The football club was established in 1892 and was one of the founding members of the West Sussex Football League in 1896. After their first season in the league they were relegated to the Junior Division, but bounced back up as champions, the following season. The 1901–02 season saw the club achieve their first senior honours when they lifted the Sussex Senior Challenge Cup. More success followed the season later when the club won the West Sussex Football League and the Sussex RUR Cup. They repeated the league success two seasons later, but had to settle as runners up in the Sussex RUR and Challenge Cups. The 1905–06 campaign saw the club achieve a treble of competition wins when they took the league title, and both the Sussex RUR and Challenge Cups. After the First World War the club played in the Brighton, Hove & District Football League, until the end of the 1919–20 season when they became one of the founder members of Sussex County Football League. After seven seasons the club left the Sussex League after finishing bottom with just five points at the end of the 1926–27 campaign; however the club rejoined the league again for the start of the 1932–33 season. The club then remained in the league up until the Second World War, where play was suspended, during which time they finished as runners-up in the 1934–35 season. After hostilities had ceased the club rejoined the Sussex County League, in the 1946–47 season. That season also saw the club make their debut in the FA Cup, where they met East Grinstead in the Preliminary qualifying round, but were soundly beaten 11–0. The 1951–52 season, saw the club become champions of the Sussex County League for the first time, and they successfully defended their title the following season. The club saw themselves finish bottom of Division One at the end of the 1960–61 campaign, but immediately bounced back up as Champions of Division Two the following season. The club remained in Division One for four more seasons, before being relegated back to Division Two. This time they had to wait six seasons to bounce back, when they finished as runners up in the 1972–73 campaign. However their stay in Division One would only last a single season and it took the club another three seasons to gain promotion again as Champions. The club maintained their winning ways the next season, as they won Division One for the third time in their history. Four seasons after their Championship win, the club was relegated back to Division Two, and it took the club till the end of the 1984–85 campaign to gain promotion, when they finished at the top of Division Two. The 1991–92 season saw their seven-year stay in Division One come to an end, after finishing in the bottom two.
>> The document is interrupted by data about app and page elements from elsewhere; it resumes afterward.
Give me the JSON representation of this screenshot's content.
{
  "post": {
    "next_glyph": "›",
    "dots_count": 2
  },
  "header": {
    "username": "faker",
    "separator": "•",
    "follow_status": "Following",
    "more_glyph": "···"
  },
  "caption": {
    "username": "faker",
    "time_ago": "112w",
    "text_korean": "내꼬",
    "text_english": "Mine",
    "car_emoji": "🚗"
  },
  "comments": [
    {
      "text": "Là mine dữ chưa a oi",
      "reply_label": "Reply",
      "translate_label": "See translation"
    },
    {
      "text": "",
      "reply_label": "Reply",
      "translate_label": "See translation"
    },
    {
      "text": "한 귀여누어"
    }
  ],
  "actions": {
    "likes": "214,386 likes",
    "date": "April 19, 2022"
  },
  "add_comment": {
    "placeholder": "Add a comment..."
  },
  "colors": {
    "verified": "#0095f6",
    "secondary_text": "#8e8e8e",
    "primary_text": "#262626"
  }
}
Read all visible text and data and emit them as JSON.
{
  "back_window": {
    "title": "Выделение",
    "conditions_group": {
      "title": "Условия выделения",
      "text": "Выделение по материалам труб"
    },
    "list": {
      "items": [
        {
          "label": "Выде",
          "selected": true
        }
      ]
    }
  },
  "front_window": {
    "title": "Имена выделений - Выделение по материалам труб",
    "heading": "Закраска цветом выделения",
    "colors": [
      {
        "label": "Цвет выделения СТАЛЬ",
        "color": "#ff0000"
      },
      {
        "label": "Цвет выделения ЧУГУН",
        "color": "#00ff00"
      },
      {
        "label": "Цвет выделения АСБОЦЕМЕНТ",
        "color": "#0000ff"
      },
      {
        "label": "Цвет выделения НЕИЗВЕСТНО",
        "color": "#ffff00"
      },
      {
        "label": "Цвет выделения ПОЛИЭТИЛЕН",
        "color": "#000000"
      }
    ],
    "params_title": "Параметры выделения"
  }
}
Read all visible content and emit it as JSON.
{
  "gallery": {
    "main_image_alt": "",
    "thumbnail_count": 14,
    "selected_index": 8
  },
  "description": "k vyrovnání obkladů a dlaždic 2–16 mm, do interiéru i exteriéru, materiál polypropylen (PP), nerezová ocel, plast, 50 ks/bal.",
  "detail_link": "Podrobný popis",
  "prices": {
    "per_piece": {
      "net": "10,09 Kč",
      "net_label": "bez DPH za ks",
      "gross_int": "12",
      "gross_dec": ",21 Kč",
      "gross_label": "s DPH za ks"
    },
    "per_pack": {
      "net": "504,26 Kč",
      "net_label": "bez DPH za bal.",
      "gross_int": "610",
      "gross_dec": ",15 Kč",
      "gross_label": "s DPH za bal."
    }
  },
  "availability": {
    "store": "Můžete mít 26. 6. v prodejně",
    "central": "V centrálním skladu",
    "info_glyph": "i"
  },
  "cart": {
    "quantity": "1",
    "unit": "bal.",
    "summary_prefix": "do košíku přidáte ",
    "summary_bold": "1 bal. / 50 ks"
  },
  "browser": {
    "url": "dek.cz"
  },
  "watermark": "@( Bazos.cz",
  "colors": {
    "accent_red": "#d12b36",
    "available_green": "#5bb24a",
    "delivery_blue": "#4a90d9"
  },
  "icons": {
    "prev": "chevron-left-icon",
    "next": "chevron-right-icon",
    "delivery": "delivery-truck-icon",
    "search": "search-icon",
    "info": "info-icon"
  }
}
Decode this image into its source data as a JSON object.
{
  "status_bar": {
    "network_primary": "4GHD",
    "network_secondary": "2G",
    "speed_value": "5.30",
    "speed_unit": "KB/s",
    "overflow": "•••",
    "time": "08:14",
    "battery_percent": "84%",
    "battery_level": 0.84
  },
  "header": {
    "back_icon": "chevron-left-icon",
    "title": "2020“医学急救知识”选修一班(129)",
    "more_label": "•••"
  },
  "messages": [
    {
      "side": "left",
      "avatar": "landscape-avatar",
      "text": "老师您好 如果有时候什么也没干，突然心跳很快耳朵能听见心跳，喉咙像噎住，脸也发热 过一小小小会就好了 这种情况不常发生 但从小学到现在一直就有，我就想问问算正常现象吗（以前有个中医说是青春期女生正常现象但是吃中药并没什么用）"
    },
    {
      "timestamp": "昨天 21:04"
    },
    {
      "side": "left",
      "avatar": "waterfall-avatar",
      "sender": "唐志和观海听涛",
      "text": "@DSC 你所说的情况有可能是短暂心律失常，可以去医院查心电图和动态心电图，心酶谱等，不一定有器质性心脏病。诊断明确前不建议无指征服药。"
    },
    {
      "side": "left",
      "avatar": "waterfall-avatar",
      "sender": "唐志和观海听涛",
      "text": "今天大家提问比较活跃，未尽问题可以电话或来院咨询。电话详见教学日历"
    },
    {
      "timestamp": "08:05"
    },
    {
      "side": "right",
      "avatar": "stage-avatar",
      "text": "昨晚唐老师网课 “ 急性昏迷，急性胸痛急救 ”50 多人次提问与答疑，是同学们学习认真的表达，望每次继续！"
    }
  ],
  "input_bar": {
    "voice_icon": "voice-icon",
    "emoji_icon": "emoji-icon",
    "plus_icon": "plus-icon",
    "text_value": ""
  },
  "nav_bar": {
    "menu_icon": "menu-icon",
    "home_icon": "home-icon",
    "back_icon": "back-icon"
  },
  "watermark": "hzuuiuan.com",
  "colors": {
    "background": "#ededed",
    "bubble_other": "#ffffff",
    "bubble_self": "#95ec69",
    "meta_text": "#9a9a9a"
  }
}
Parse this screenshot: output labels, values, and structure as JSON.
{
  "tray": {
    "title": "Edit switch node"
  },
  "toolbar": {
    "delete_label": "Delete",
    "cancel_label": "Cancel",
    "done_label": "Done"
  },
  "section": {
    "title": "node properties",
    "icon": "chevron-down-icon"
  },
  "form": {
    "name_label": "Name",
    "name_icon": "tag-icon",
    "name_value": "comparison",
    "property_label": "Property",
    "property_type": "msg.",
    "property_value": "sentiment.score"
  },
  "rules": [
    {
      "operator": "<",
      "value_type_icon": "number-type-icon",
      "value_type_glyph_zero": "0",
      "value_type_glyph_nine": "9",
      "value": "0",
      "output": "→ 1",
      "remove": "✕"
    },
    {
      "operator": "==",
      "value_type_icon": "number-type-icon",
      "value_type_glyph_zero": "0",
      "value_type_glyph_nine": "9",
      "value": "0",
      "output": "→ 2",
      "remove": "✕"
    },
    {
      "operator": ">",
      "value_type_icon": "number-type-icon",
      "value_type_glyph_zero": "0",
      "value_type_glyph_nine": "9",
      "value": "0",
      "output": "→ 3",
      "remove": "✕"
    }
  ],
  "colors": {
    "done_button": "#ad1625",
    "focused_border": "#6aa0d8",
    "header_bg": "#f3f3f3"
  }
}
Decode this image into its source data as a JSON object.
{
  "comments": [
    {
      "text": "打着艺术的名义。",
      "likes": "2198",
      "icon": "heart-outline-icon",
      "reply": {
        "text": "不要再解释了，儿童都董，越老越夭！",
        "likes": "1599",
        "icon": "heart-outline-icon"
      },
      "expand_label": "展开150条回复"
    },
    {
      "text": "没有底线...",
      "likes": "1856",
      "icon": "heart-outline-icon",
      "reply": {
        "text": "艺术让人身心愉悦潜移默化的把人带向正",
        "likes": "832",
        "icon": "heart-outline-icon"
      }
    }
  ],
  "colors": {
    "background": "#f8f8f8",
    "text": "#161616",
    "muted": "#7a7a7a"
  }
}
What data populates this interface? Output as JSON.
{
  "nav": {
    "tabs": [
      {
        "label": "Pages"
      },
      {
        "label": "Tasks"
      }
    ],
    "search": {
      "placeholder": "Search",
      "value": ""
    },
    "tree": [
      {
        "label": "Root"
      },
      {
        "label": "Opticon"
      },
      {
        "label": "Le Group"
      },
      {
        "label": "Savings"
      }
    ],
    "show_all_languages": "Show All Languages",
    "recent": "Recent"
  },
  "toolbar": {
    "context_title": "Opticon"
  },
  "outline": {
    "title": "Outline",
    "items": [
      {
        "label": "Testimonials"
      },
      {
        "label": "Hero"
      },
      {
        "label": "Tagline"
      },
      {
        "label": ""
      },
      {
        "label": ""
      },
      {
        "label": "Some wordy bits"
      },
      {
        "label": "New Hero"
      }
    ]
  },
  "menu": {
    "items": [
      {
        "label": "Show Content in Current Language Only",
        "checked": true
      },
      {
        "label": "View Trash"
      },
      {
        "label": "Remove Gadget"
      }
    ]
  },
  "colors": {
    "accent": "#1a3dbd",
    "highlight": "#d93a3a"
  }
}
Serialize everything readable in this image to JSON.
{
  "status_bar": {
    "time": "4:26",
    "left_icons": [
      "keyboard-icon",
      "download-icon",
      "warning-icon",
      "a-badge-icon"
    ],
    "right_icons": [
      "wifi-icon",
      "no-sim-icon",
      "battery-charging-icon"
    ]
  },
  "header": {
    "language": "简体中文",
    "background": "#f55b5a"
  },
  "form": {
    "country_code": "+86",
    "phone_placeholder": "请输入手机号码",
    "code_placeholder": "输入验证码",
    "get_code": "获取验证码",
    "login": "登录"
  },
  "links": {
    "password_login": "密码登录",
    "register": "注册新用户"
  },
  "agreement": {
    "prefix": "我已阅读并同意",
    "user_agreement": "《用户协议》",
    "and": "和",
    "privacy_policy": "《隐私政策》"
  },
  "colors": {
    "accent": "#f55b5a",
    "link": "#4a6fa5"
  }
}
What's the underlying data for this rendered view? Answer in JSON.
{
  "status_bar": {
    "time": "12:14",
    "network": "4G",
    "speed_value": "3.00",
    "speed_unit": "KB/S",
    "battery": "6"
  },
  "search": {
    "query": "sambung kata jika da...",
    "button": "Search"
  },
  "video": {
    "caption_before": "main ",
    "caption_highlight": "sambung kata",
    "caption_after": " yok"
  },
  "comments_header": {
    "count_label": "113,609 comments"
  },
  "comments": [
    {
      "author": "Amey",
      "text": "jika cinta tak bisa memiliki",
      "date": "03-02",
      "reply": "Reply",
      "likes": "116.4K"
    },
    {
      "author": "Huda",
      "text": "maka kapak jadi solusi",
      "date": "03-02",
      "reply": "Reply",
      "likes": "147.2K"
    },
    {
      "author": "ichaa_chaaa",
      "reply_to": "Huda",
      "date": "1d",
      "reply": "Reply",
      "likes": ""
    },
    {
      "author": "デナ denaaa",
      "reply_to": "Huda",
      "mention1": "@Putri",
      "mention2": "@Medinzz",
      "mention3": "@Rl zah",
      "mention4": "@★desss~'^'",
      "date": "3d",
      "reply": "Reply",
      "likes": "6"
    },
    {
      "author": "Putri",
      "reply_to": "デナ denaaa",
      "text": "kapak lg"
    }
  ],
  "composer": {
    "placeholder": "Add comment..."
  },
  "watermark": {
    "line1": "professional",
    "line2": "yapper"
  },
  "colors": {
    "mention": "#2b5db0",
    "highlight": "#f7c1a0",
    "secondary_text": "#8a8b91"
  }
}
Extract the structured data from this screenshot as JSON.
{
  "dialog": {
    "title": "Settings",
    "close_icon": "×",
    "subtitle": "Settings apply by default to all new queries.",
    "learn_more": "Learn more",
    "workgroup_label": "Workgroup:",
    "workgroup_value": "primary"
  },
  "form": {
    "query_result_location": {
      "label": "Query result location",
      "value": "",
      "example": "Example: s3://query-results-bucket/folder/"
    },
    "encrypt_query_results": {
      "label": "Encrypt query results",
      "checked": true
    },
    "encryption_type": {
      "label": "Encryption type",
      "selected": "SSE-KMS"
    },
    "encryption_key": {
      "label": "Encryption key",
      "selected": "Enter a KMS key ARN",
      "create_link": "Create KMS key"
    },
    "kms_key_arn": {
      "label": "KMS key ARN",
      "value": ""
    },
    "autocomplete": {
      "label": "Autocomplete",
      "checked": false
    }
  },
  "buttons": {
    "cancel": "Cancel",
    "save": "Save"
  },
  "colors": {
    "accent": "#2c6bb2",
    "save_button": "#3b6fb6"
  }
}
This Pieman travelled to Shoreham by train from London Victoria, the walk to Middle Road, from the station taking less than ten minutes. The home side defeated visitors Hassocks by the only goal of the match.